A part-time DJ from Wolverhampton sold more tracks than Madonna after fraudsters downloaded his music from iTunes using stolen credit cards, a court heard today (March 21).
Denver White appeared on the iTunes chart after thousands of stolen credit cards were used to buy his music. White, who goes by the name DJ Denver, is allegedly involved in the scam alongside 11 others.
Prosecutor Helen Malcolm QC told the court: “It was fraud on both iTunes and Amazon and, between them, these companies have lost between £750,000 and £1million”.
The gang behind the scam allegedly used up to 24 laptops, loaded with trace blocking software, to use the stolen credit cards to buy music by White and other artists between January 2008 and June 2009.
White’s music had been uploaded to iTunes and Amazon through SongCast, CD Baby and Tunecore. The jury heard that after the fraud had been discovered, royalty payments were stopped and White’s music was removed from the site and £113,000 was withheld.
Miss Malcolm continued: “Shortly after they were stopped, Tunecore started to get a number of calls and emails from a man calling himself Daniel Thompson demanded outstanding royalties. What he did not know was that Tunecore knew there was a fraud and they were in touch with US law enforcement. Tunecore hoped to persuade him to identify himself, by persuading him to come to New York to collect his royalties and offered him free air tickets.”
She added: “At that stage Thompson said that the tickets would have to be sent in the name of Denver White. He gave Denver White’s real address for the tickets to be posted to and (this) led authorities to uncover all 11 defendants.”
Jurors heard the eleven others including, “main man” Craig Anderson, have admitted their involvement in the crime.

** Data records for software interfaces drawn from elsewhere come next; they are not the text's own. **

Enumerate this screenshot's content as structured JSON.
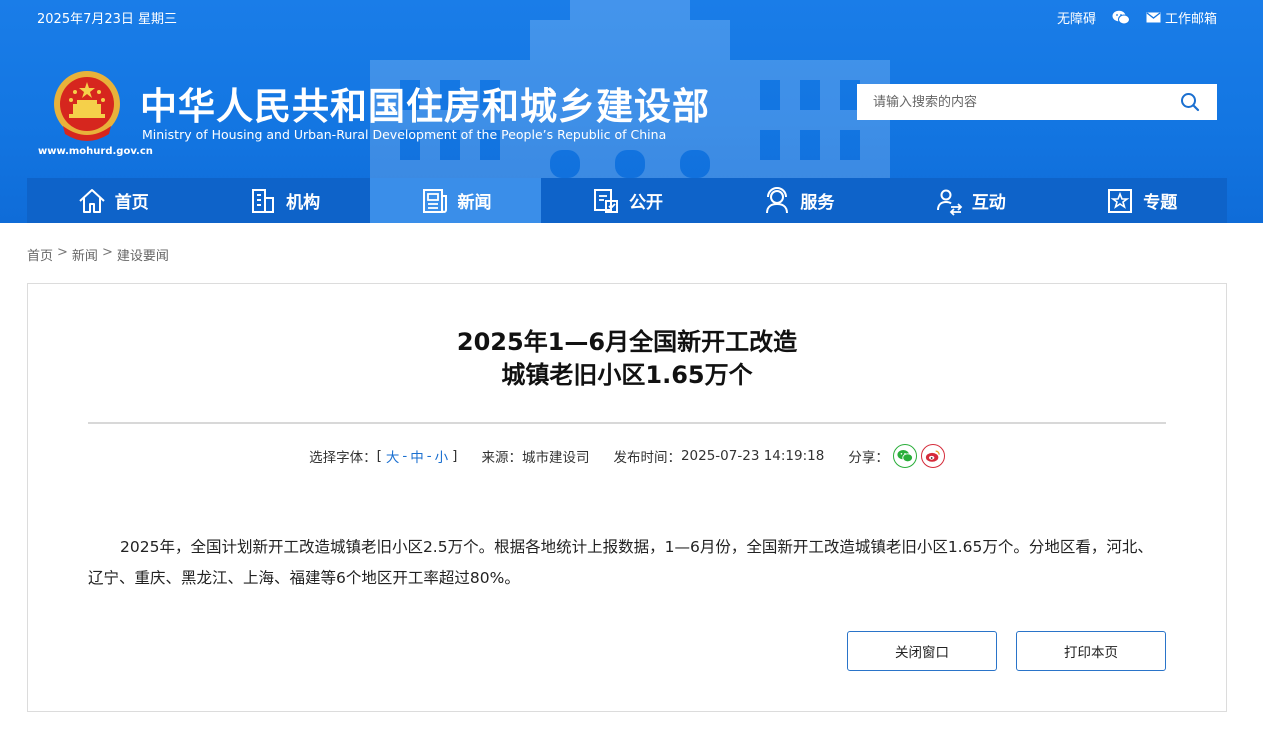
{
  "topbar": {
    "date": "2025年7月23日 星期三",
    "accessibility": "无障碍",
    "mail": "工作邮箱"
  },
  "site": {
    "title": "中华人民共和国住房和城乡建设部",
    "subtitle": "Ministry of Housing and Urban-Rural Development of the People’s Republic of China",
    "url": "www.mohurd.gov.cn"
  },
  "search": {
    "placeholder": "请输入搜索的内容"
  },
  "nav": {
    "items": [
      {
        "label": "首页",
        "icon": "home-icon"
      },
      {
        "label": "机构",
        "icon": "building-icon"
      },
      {
        "label": "新闻",
        "icon": "news-icon"
      },
      {
        "label": "公开",
        "icon": "open-icon"
      },
      {
        "label": "服务",
        "icon": "service-icon"
      },
      {
        "label": "互动",
        "icon": "interact-icon"
      },
      {
        "label": "专题",
        "icon": "topic-icon"
      }
    ],
    "active_index": 2
  },
  "breadcrumb": {
    "items": [
      "首页",
      "新闻",
      "建设要闻"
    ],
    "separator": ">"
  },
  "article": {
    "title_line1": "2025年1—6月全国新开工改造",
    "title_line2": "城镇老旧小区1.65万个",
    "font_label": "选择字体：",
    "font_open": "[",
    "font_large": "大",
    "font_medium": "中",
    "font_small": "小",
    "font_close": "]",
    "font_dash": "-",
    "source_label": "来源：",
    "source": "城市建设司",
    "time_label": "发布时间：",
    "time": "2025-07-23 14:19:18",
    "share_label": "分享：",
    "body": "2025年，全国计划新开工改造城镇老旧小区2.5万个。根据各地统计上报数据，1—6月份，全国新开工改造城镇老旧小区1.65万个。分地区看，河北、辽宁、重庆、黑龙江、上海、福建等6个地区开工率超过80%。"
  },
  "buttons": {
    "close": "关闭窗口",
    "print": "打印本页"
  },
  "colors": {
    "header_blue": "#1376e2",
    "nav_blue": "#0e63c9",
    "nav_active": "#3a8ee9",
    "link_blue": "#1a6fd0",
    "wechat_green": "#2aae3a",
    "weibo_red": "#d52b3a"
  }
}
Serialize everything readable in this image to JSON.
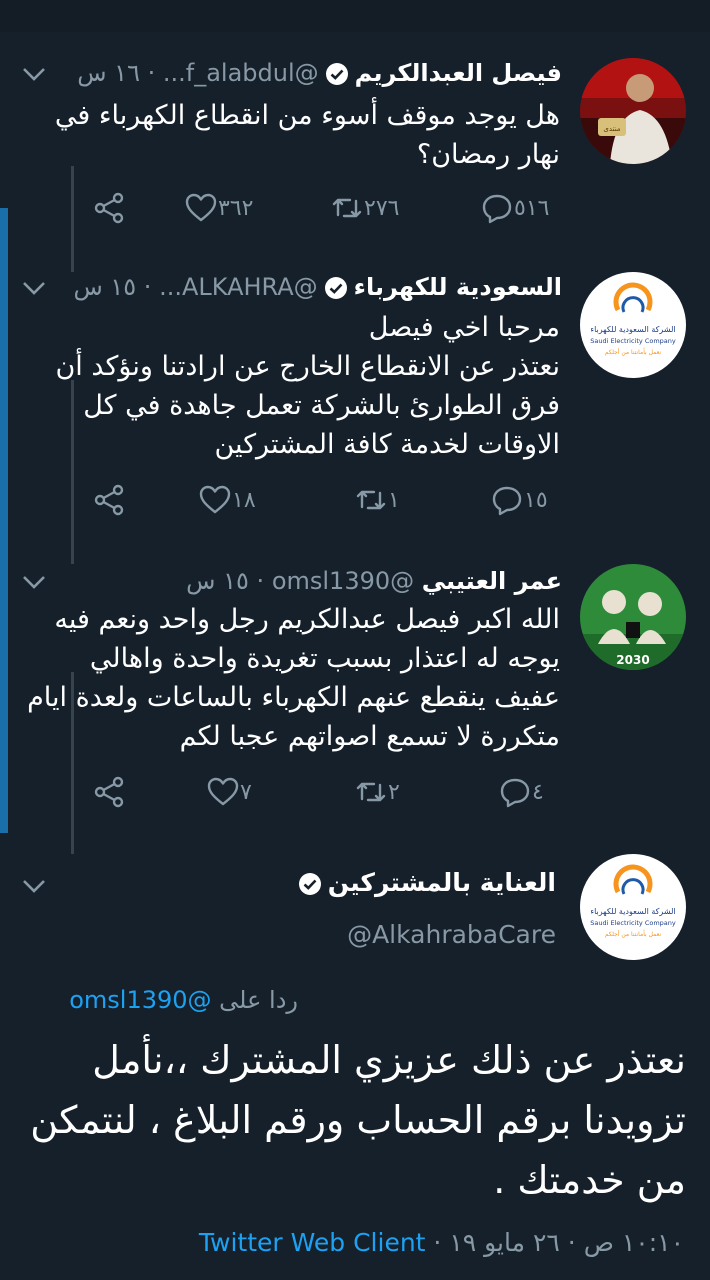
{
  "tweets": [
    {
      "name": "فيصل العبدالكريم",
      "handle": "@f_alabdul...",
      "time": "١٦ س",
      "text": "هل يوجد موقف أسوء من انقطاع الكهرباء في نهار رمضان؟",
      "replies": "٥١٦",
      "retweets": "٢٧٦",
      "likes": "٣٦٢"
    },
    {
      "name": "السعودية للكهرباء",
      "handle": "@ALKAHRA...",
      "time": "١٥ س",
      "text_lines": [
        "مرحبا اخي فيصل",
        "نعتذر عن الانقطاع الخارج عن ارادتنا ونؤكد أن فرق الطوارئ بالشركة تعمل جاهدة في كل الاوقات لخدمة كافة المشتركين"
      ],
      "replies": "١٥",
      "retweets": "١",
      "likes": "١٨",
      "avatar_text": {
        "ar": "الشركة السعودية للكهرباء",
        "en": "Saudi Electricity Company",
        "sub": "نعمل بأمانتنا من أجلكم"
      }
    },
    {
      "name": "عمر العتيبي",
      "handle": "@omsl1390",
      "time": "١٥ س",
      "text": "الله اكبر فيصل عبدالكريم رجل واحد ونعم فيه يوجه له اعتذار  بسبب تغريدة واحدة واهالي عفيف ينقطع عنهم الكهرباء بالساعات ولعدة ايام متكررة لا تسمع اصواتهم عجبا لكم",
      "replies": "٤",
      "retweets": "٢",
      "likes": "٧",
      "avatar_text": {
        "year": "2030"
      }
    }
  ],
  "main": {
    "name": "العناية بالمشتركين",
    "handle": "@AlkahrabaCare",
    "replying_label": "ردا على",
    "replying_to": "@omsl1390",
    "text": "نعتذر عن ذلك  عزيزي المشترك ،،نأمل تزويدنا برقم الحساب ورقم البلاغ  ، لنتمكن من خدمتك .",
    "time": "١٠:١٠ ص",
    "date": "٢٦ مايو ١٩",
    "client": "Twitter Web Client",
    "sep": "·"
  },
  "icons": [
    "verified-badge-icon",
    "chevron-down-icon",
    "reply-icon",
    "retweet-icon",
    "like-icon",
    "share-icon"
  ],
  "colors": {
    "background": "#15202b",
    "muted": "#8899a6",
    "link": "#1da1f2",
    "thread_line": "#38444d"
  }
}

White denies one count of conspiracy to defraud between January 2008 and June 2009. The trial continues.